§ EXERCISE GOAL
Give the number of lines below that contain the word "this", and nothing else.

=== Begin Enclosure ===

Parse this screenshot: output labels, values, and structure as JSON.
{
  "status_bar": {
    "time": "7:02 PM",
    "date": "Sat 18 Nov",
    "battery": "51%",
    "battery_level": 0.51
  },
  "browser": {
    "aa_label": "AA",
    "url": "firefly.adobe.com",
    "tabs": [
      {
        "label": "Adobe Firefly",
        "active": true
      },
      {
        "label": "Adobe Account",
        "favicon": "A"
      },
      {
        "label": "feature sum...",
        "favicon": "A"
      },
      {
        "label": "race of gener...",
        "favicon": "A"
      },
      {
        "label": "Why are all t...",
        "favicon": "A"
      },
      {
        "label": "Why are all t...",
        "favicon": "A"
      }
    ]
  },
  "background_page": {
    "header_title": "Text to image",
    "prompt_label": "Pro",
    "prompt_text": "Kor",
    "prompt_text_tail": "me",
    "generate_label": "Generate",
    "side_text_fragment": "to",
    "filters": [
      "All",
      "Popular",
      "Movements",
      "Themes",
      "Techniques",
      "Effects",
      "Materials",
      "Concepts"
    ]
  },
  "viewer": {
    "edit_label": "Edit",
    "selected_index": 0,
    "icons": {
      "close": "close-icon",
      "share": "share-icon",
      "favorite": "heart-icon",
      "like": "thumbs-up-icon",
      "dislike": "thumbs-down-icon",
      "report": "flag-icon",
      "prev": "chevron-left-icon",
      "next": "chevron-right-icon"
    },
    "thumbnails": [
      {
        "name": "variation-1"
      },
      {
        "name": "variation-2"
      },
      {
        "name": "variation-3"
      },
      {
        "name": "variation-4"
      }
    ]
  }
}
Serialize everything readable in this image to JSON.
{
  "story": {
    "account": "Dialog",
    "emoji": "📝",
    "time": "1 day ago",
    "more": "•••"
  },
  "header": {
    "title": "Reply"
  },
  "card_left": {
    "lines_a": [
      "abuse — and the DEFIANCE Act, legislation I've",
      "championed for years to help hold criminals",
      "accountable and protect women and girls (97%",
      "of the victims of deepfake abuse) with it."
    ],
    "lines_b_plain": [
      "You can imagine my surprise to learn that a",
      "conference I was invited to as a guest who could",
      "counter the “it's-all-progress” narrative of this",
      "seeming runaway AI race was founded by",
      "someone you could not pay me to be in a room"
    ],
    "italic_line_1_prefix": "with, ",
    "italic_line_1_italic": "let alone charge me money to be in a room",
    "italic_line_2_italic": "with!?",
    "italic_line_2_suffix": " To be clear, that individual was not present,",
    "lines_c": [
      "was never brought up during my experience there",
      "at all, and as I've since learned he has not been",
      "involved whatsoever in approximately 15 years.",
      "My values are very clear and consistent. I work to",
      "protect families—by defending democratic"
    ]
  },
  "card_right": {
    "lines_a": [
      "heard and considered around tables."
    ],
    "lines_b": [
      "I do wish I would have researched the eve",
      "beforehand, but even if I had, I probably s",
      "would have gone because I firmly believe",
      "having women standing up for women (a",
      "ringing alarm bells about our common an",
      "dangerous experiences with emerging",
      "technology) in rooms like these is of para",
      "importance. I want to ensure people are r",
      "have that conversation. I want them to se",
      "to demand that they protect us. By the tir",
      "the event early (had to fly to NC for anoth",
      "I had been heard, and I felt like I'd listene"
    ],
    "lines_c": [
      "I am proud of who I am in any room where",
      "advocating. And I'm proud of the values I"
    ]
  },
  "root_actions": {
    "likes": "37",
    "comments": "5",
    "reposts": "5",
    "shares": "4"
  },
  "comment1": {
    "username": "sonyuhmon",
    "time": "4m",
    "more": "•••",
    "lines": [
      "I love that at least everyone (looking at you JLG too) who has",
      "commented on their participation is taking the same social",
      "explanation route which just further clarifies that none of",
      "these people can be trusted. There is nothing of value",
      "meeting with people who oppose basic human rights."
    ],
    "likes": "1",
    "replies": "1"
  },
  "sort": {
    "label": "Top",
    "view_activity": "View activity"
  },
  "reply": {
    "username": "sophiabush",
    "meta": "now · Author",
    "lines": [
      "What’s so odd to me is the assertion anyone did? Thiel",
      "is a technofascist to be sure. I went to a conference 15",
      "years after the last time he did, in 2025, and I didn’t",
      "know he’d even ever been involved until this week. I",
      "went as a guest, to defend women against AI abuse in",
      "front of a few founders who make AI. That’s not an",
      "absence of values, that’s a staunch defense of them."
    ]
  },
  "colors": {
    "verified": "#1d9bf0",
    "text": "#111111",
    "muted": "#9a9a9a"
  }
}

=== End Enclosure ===

§ WRITTEN SOLUTION
4